* _Given records_
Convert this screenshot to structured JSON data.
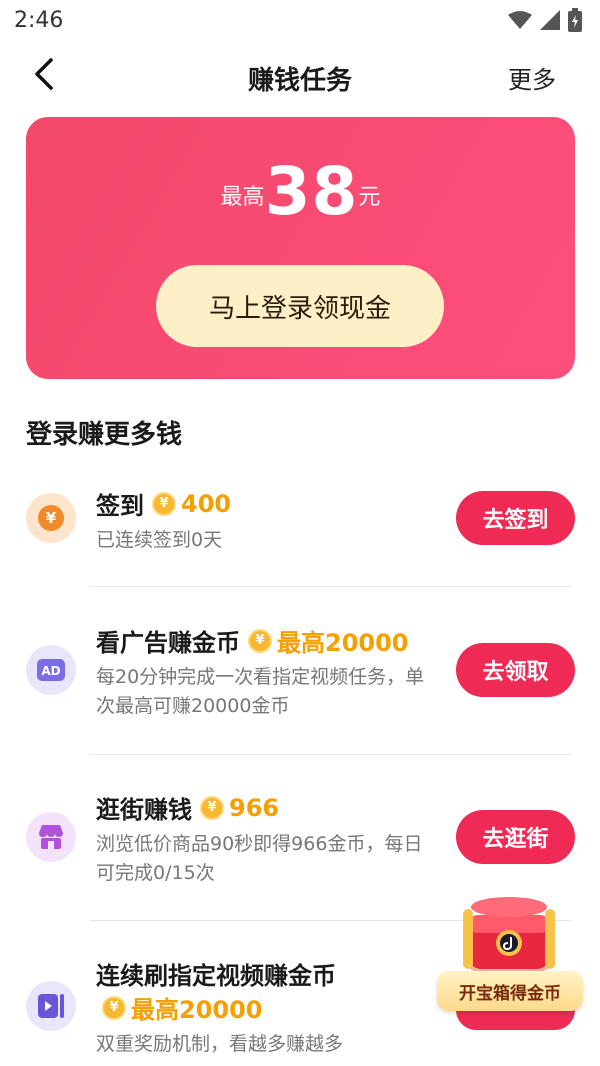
{
  "status_bar": {
    "time": "2:46"
  },
  "nav": {
    "title": "赚钱任务",
    "more": "更多"
  },
  "banner": {
    "prefix": "最高",
    "amount": "38",
    "unit": "元",
    "login_button": "马上登录领现金"
  },
  "section_title": "登录赚更多钱",
  "tasks": [
    {
      "title": "签到",
      "reward": "400",
      "desc": "已连续签到0天",
      "button": "去签到",
      "icon": "yuan-coin-icon",
      "icon_bg": "#fde4cc",
      "icon_color": "#f08a2a"
    },
    {
      "title": "看广告赚金币",
      "reward": "最高20000",
      "desc": "每20分钟完成一次看指定视频任务，单次最高可赚20000金币",
      "button": "去领取",
      "icon": "ad-icon",
      "icon_bg": "#e9e6fb",
      "icon_color": "#7b6ce8"
    },
    {
      "title": "逛街赚钱",
      "reward": "966",
      "desc": "浏览低价商品90秒即得966金币，每日可完成0/15次",
      "button": "去逛街",
      "icon": "shop-icon",
      "icon_bg": "#f3e3fa",
      "icon_color": "#b150dc"
    },
    {
      "title": "连续刷指定视频赚金币",
      "reward": "最高20000",
      "desc": "双重奖励机制，看越多赚越多",
      "button": "",
      "icon": "video-icon",
      "icon_bg": "#e9e6fb",
      "icon_color": "#6a55d8"
    }
  ],
  "treasure": {
    "label": "开宝箱得金币"
  },
  "colors": {
    "accent": "#ee2a55",
    "reward": "#f5a000",
    "banner": "#f2486a"
  }
}
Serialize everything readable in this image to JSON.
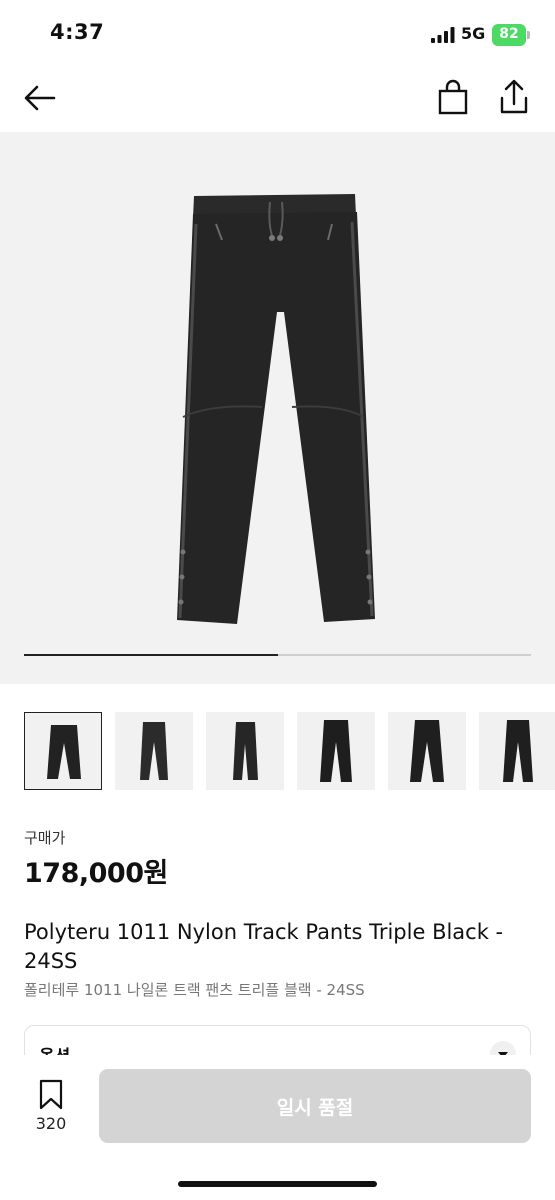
{
  "status_bar": {
    "time": "4:37",
    "network": "5G",
    "battery": "82",
    "battery_color": "#4cd964"
  },
  "nav": {
    "back_icon": "arrow-left-icon",
    "bag_icon": "shopping-bag-icon",
    "share_icon": "share-icon"
  },
  "gallery": {
    "image": "black-nylon-track-pants",
    "progress_fraction": 0.5,
    "thumbnails": [
      {
        "image": "pants-front",
        "selected": true
      },
      {
        "image": "pants-front-model",
        "selected": false
      },
      {
        "image": "pants-side",
        "selected": false
      },
      {
        "image": "pants-model-front",
        "selected": false
      },
      {
        "image": "pants-model-side",
        "selected": false
      },
      {
        "image": "pants-model-back",
        "selected": false
      }
    ]
  },
  "product": {
    "price_label": "구매가",
    "price": "178,000원",
    "title": "Polyteru 1011 Nylon Track Pants Triple Black - 24SS",
    "subtitle": "폴리테루 1011 나일론 트랙 팬츠 트리플 블랙 - 24SS"
  },
  "options": {
    "label": "옵션",
    "chevron_icon": "chevron-down-icon"
  },
  "bottom": {
    "wish_icon": "bookmark-icon",
    "wish_count": "320",
    "soldout_label": "일시 품절"
  }
}
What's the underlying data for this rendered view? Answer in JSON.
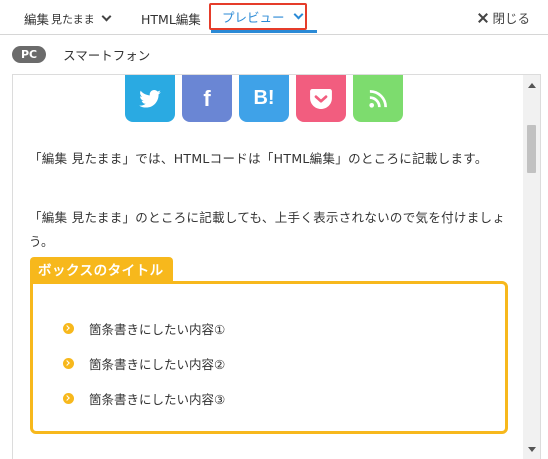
{
  "tabs": {
    "edit_label": "編集",
    "edit_mode": "見たまま",
    "html_label": "HTML編集",
    "preview_label": "プレビュー",
    "close_label": "閉じる"
  },
  "devices": {
    "pc": "PC",
    "smartphone": "スマートフォン"
  },
  "share": {
    "twitter": "twitter-icon",
    "facebook": "f",
    "hatena": "B!",
    "pocket": "pocket-icon",
    "rss": "rss-icon"
  },
  "content": {
    "paragraph1": "「編集 見たまま」では、HTMLコードは「HTML編集」のところに記載します。",
    "paragraph2": "「編集 見たまま」のところに記載しても、上手く表示されないので気を付けましょう。",
    "box_title": "ボックスのタイトル",
    "list": [
      "箇条書きにしたい内容①",
      "箇条書きにしたい内容②",
      "箇条書きにしたい内容③"
    ]
  },
  "colors": {
    "accent": "#2b8ad6",
    "highlight_border": "#e53c2a",
    "box": "#f7b81c"
  }
}
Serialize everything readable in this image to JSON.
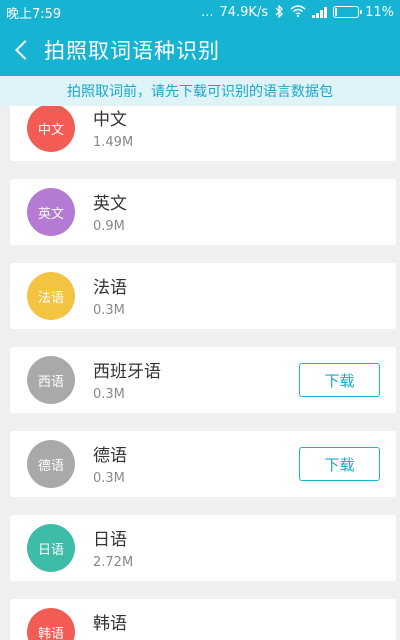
{
  "status_bar": {
    "time": "晚上7:59",
    "dots": "...",
    "network_speed": "74.9K/s",
    "bluetooth_icon": "bluetooth-icon",
    "wifi_icon": "wifi-icon",
    "battery_percent": "11%",
    "battery_level": 0.11
  },
  "header": {
    "back_icon": "back-chevron-icon",
    "title": "拍照取词语种识别"
  },
  "notice": {
    "text": "拍照取词前，请先下载可识别的语言数据包"
  },
  "colors": {
    "primary": "#17b3d3",
    "notice_bg": "#dff3f9"
  },
  "languages": [
    {
      "avatar": "中文",
      "name": "中文",
      "size": "1.49M",
      "color": "#f25c54",
      "button": ""
    },
    {
      "avatar": "英文",
      "name": "英文",
      "size": "0.9M",
      "color": "#b57ad3",
      "button": ""
    },
    {
      "avatar": "法语",
      "name": "法语",
      "size": "0.3M",
      "color": "#f3c342",
      "button": ""
    },
    {
      "avatar": "西语",
      "name": "西班牙语",
      "size": "0.3M",
      "color": "#a9a9a9",
      "button": "下载"
    },
    {
      "avatar": "德语",
      "name": "德语",
      "size": "0.3M",
      "color": "#a9a9a9",
      "button": "下载"
    },
    {
      "avatar": "日语",
      "name": "日语",
      "size": "2.72M",
      "color": "#3dbca7",
      "button": ""
    },
    {
      "avatar": "韩语",
      "name": "韩语",
      "size": "",
      "color": "#f25c54",
      "button": ""
    }
  ]
}
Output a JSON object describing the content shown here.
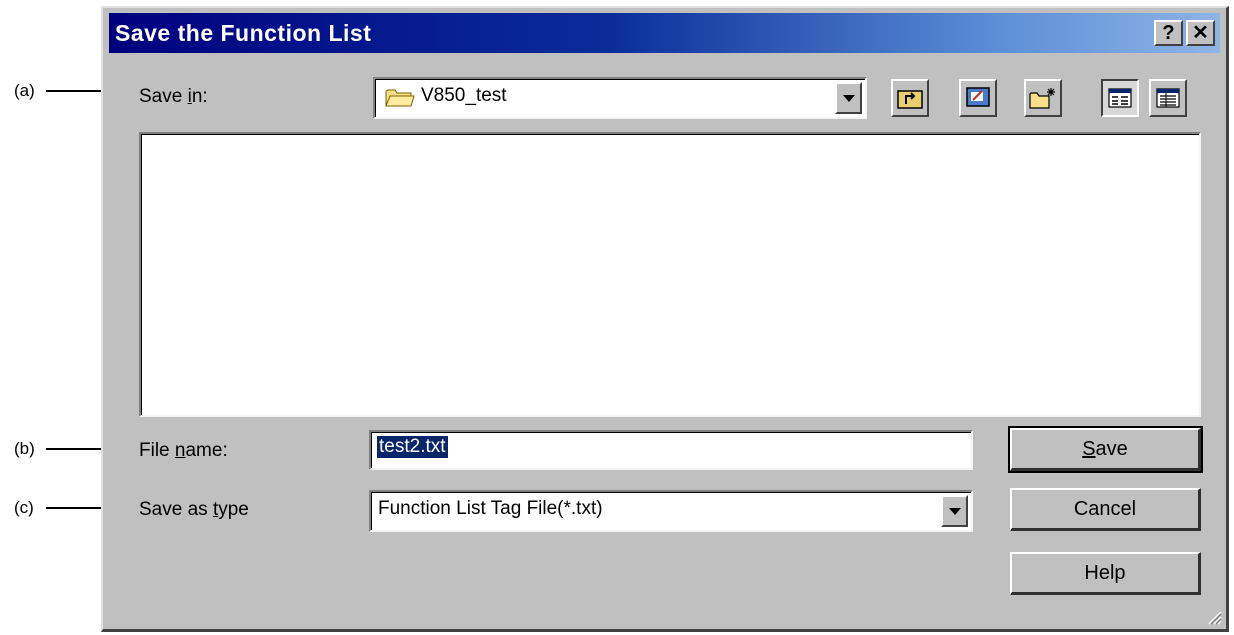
{
  "callouts": [
    {
      "tag": "(a)"
    },
    {
      "tag": "(b)"
    },
    {
      "tag": "(c)"
    }
  ],
  "dialog": {
    "title": "Save the Function List",
    "help_button": "?",
    "close_button": "✕"
  },
  "save_in": {
    "label_pre": "Save ",
    "label_key": "i",
    "label_post": "n:",
    "value": "V850_test"
  },
  "toolbar": {
    "items": [
      "up-one-level",
      "desktop",
      "create-new-folder",
      "list-view",
      "details-view"
    ]
  },
  "file_name": {
    "label_pre": "File ",
    "label_key": "n",
    "label_post": "ame:",
    "value": "test2.txt"
  },
  "save_as_type": {
    "label_pre": "Save as ",
    "label_key": "t",
    "label_post": "ype",
    "value": "Function List Tag File(*.txt)"
  },
  "buttons": {
    "save_key": "S",
    "save_rest": "ave",
    "cancel": "Cancel",
    "help": "Help"
  },
  "colors": {
    "titlebar_start": "#00007e",
    "titlebar_end": "#8fb4e6",
    "face": "#c0c0c0",
    "selection": "#0a246a"
  }
}
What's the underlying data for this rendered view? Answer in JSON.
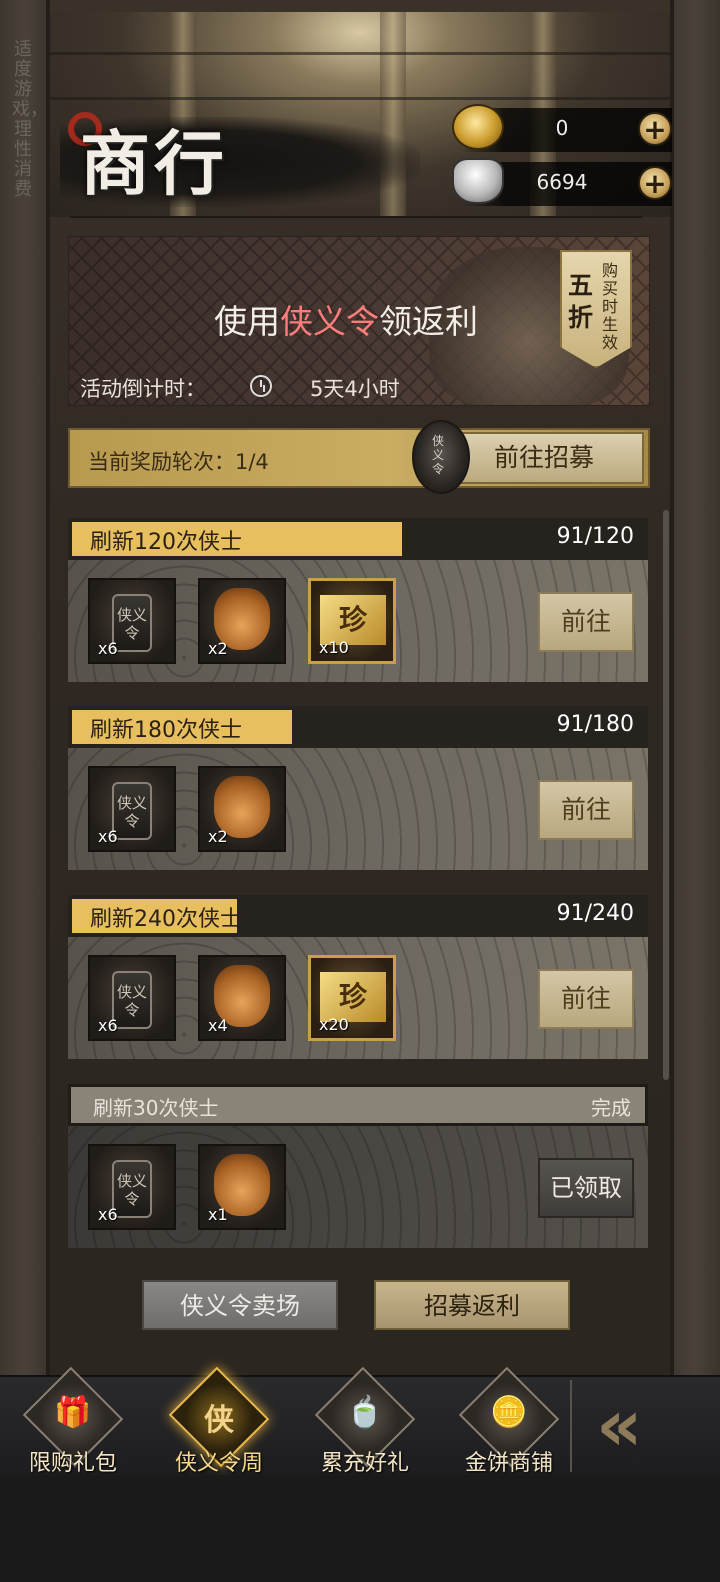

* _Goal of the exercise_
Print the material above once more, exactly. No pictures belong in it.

* _Solution to the problem_
Convert this screenshot to structured JSON data.
{
  "status_bar": {
    "time": "2:46"
  },
  "nav": {
    "title": "赚钱任务",
    "more": "更多"
  },
  "banner": {
    "prefix": "最高",
    "amount": "38",
    "unit": "元",
    "login_button": "马上登录领现金"
  },
  "section_title": "登录赚更多钱",
  "tasks": [
    {
      "title": "签到",
      "reward": "400",
      "desc": "已连续签到0天",
      "button": "去签到",
      "icon": "yuan-coin-icon",
      "icon_bg": "#fde4cc",
      "icon_color": "#f08a2a"
    },
    {
      "title": "看广告赚金币",
      "reward": "最高20000",
      "desc": "每20分钟完成一次看指定视频任务，单次最高可赚20000金币",
      "button": "去领取",
      "icon": "ad-icon",
      "icon_bg": "#e9e6fb",
      "icon_color": "#7b6ce8"
    },
    {
      "title": "逛街赚钱",
      "reward": "966",
      "desc": "浏览低价商品90秒即得966金币，每日可完成0/15次",
      "button": "去逛街",
      "icon": "shop-icon",
      "icon_bg": "#f3e3fa",
      "icon_color": "#b150dc"
    },
    {
      "title": "连续刷指定视频赚金币",
      "reward": "最高20000",
      "desc": "双重奖励机制，看越多赚越多",
      "button": "",
      "icon": "video-icon",
      "icon_bg": "#e9e6fb",
      "icon_color": "#6a55d8"
    }
  ],
  "treasure": {
    "label": "开宝箱得金币"
  },
  "colors": {
    "accent": "#ee2a55",
    "reward": "#f5a000",
    "banner": "#f2486a"
  }
}
Serialize everything readable in this image to JSON.
{
  "status_bar": {
    "time": "4:37",
    "network": "5G",
    "battery": "82",
    "battery_color": "#4cd964"
  },
  "nav": {
    "back_icon": "arrow-left-icon",
    "bag_icon": "shopping-bag-icon",
    "share_icon": "share-icon"
  },
  "gallery": {
    "image": "black-nylon-track-pants",
    "progress_fraction": 0.5,
    "thumbnails": [
      {
        "image": "pants-front",
        "selected": true
      },
      {
        "image": "pants-front-model",
        "selected": false
      },
      {
        "image": "pants-side",
        "selected": false
      },
      {
        "image": "pants-model-front",
        "selected": false
      },
      {
        "image": "pants-model-side",
        "selected": false
      },
      {
        "image": "pants-model-back",
        "selected": false
      }
    ]
  },
  "product": {
    "price_label": "구매가",
    "price": "178,000원",
    "title": "Polyteru 1011 Nylon Track Pants Triple Black - 24SS",
    "subtitle": "폴리테루 1011 나일론 트랙 팬츠 트리플 블랙 - 24SS"
  },
  "options": {
    "label": "옵션",
    "chevron_icon": "chevron-down-icon"
  },
  "bottom": {
    "wish_icon": "bookmark-icon",
    "wish_count": "320",
    "soldout_label": "일시 품절"
  }
}
What's the underlying data for this rendered view? Answer in JSON.
{
  "tabs": {
    "edit_label": "編集",
    "edit_mode": "見たまま",
    "html_label": "HTML編集",
    "preview_label": "プレビュー",
    "close_label": "閉じる"
  },
  "devices": {
    "pc": "PC",
    "smartphone": "スマートフォン"
  },
  "share": {
    "twitter": "twitter-icon",
    "facebook": "f",
    "hatena": "B!",
    "pocket": "pocket-icon",
    "rss": "rss-icon"
  },
  "content": {
    "paragraph1": "「編集 見たまま」では、HTMLコードは「HTML編集」のところに記載します。",
    "paragraph2": "「編集 見たまま」のところに記載しても、上手く表示されないので気を付けましょう。",
    "box_title": "ボックスのタイトル",
    "list": [
      "箇条書きにしたい内容①",
      "箇条書きにしたい内容②",
      "箇条書きにしたい内容③"
    ]
  },
  "colors": {
    "accent": "#2b8ad6",
    "highlight_border": "#e53c2a",
    "box": "#f7b81c"
  }
}
Serialize everything readable in this image to JSON.
{
  "status_bar": {
    "time": "晚上7:59",
    "dots": "...",
    "network_speed": "74.9K/s",
    "bluetooth_icon": "bluetooth-icon",
    "wifi_icon": "wifi-icon",
    "battery_percent": "11%",
    "battery_level": 0.11
  },
  "header": {
    "back_icon": "back-chevron-icon",
    "title": "拍照取词语种识别"
  },
  "notice": {
    "text": "拍照取词前，请先下载可识别的语言数据包"
  },
  "colors": {
    "primary": "#17b3d3",
    "notice_bg": "#dff3f9"
  },
  "languages": [
    {
      "avatar": "中文",
      "name": "中文",
      "size": "1.49M",
      "color": "#f25c54",
      "button": ""
    },
    {
      "avatar": "英文",
      "name": "英文",
      "size": "0.9M",
      "color": "#b57ad3",
      "button": ""
    },
    {
      "avatar": "法语",
      "name": "法语",
      "size": "0.3M",
      "color": "#f3c342",
      "button": ""
    },
    {
      "avatar": "西语",
      "name": "西班牙语",
      "size": "0.3M",
      "color": "#a9a9a9",
      "button": "下载"
    },
    {
      "avatar": "德语",
      "name": "德语",
      "size": "0.3M",
      "color": "#a9a9a9",
      "button": "下载"
    },
    {
      "avatar": "日语",
      "name": "日语",
      "size": "2.72M",
      "color": "#3dbca7",
      "button": ""
    },
    {
      "avatar": "韩语",
      "name": "韩语",
      "size": "",
      "color": "#f25c54",
      "button": ""
    }
  ]
}
Output a JSON object describing the content shown here.
{
  "callouts": [
    {
      "tag": "(a)"
    },
    {
      "tag": "(b)"
    },
    {
      "tag": "(c)"
    }
  ],
  "dialog": {
    "title": "Save the Function List",
    "help_button": "?",
    "close_button": "✕"
  },
  "save_in": {
    "label_pre": "Save ",
    "label_key": "i",
    "label_post": "n:",
    "value": "V850_test"
  },
  "toolbar": {
    "items": [
      "up-one-level",
      "desktop",
      "create-new-folder",
      "list-view",
      "details-view"
    ]
  },
  "file_name": {
    "label_pre": "File ",
    "label_key": "n",
    "label_post": "ame:",
    "value": "test2.txt"
  },
  "save_as_type": {
    "label_pre": "Save as ",
    "label_key": "t",
    "label_post": "ype",
    "value": "Function List Tag File(*.txt)"
  },
  "buttons": {
    "save_key": "S",
    "save_rest": "ave",
    "cancel": "Cancel",
    "help": "Help"
  },
  "colors": {
    "titlebar_start": "#00007e",
    "titlebar_end": "#8fb4e6",
    "face": "#c0c0c0",
    "selection": "#0a246a"
  }
}
What's the underlying data for this rendered view? Answer in JSON.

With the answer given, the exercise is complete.